No, Iran Is Not Building Iron Dome
Tehran’s missile-defense claim could be a bluff
Iran says it’s building a missile-defense system.
“The latest mid- and long-range missile defense systems will be unveiled on Sept. 22,” an Iranian air defense commander told the semi-official Fars News Agency. He described the new weapons as including “combined systems, artillery and radar systems [and] other new systems.”
This sparked the Washington Free Beacon to proclaim that Iran is building missile defenses “reminiscent of Israel’s Iron Dome system, which destroys rockets in mid-air before they strike the ground.”
Iron Dome is pictured in action in the above photo by the AP’s Tsafrir Abayov.
This seems unlikely. To copy Iron Dome, Tehran would need advanced missile and sensor technology like that developed by Israel—and the U.S., which funded Iron Dome.
But the biggest reason why Iran wouldn’t develop Iron Dome is that the country actually doesn’t need it.
Israel developed Iron Dome because it faces a constant threat of rocket and artillery bombardment from Hezbollah and Hamas. Barring Islamic State radicals conquering Iraq and bombarding Tehran, there is no particular short-range rocket threat for Iran.
Even if there were, the Iranian regime probably wouldn’t be zealous as Israel in spending vast sums to protect its population from unguided rockets that inflict limited damage.
In any event, what the Iranians are describing doesn’t sound like Iron Dome, which can shoot down only short-range rockets and artillery. The Fars article refers to mid- and long-range missile defense, which suggests that Tehran is focusing on stopping ballistic missiles.

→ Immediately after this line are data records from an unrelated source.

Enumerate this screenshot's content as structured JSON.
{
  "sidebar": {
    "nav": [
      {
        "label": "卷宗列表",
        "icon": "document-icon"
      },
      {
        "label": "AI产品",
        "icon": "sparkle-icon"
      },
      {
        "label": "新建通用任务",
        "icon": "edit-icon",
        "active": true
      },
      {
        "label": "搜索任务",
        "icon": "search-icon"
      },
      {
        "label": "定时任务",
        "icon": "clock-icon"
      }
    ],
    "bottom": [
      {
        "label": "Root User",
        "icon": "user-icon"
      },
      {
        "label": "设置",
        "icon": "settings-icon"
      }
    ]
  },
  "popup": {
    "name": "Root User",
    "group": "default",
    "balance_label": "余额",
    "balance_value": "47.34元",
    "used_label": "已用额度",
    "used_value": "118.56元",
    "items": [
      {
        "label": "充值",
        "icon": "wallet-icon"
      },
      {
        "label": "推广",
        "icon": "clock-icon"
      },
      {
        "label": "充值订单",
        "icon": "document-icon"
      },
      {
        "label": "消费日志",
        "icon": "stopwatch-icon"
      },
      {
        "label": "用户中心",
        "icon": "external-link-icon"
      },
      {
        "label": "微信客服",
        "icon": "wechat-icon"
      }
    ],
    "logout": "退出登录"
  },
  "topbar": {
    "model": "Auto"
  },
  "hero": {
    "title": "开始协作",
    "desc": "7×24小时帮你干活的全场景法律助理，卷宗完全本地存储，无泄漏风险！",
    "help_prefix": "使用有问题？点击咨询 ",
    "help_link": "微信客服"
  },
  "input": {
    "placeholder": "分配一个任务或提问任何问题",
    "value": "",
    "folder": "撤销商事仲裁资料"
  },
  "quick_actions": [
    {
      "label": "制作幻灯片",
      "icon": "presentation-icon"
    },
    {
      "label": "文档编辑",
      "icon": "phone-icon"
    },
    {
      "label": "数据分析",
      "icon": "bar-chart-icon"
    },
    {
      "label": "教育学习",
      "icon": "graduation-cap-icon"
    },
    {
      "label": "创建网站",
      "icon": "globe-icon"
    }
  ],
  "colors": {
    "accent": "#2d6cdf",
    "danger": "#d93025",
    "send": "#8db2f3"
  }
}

Indeed, Saddam Hussein’s Iraq did pound Iranian cities with Scud ballistic missiles in the 1980s. Iran replied in kind.
Today, Iran faces Israeli Jericho ballistic missiles tipped with nuclear warheads. Which would point to Iran developing a ballistic missile defense system like Israel’s Arrow, a more sophisticated system than Iron Dome.
Yet the most potent threat to Iran isn’t Israeli missiles … but Israeli warplanes including F-15s, F-16s, drones and eventually F-35s. This means Iran would benefit more from beefing up its anti-aircraft and anti-drone defenses.
One possibility is that Iran is taking a leaf from the U.S., which used Patriot anti-aircraft missiles to try to shoot down Iraqi Scuds during the 1991 Gulf War. Iran claims to be building a homemade version of Russia’s S-300 surface-to-air missile. Perhaps Tehran will try to modify it to shoot down ballistic missiles.
Or missile defense could turn out to be yet another fake weapon, as so many other of Tehran’s armaments have turned out to be. If it is a bluff, it’s hard to believe that wooden mock-ups will fool or deter the U.S. or Israel from striking Iran.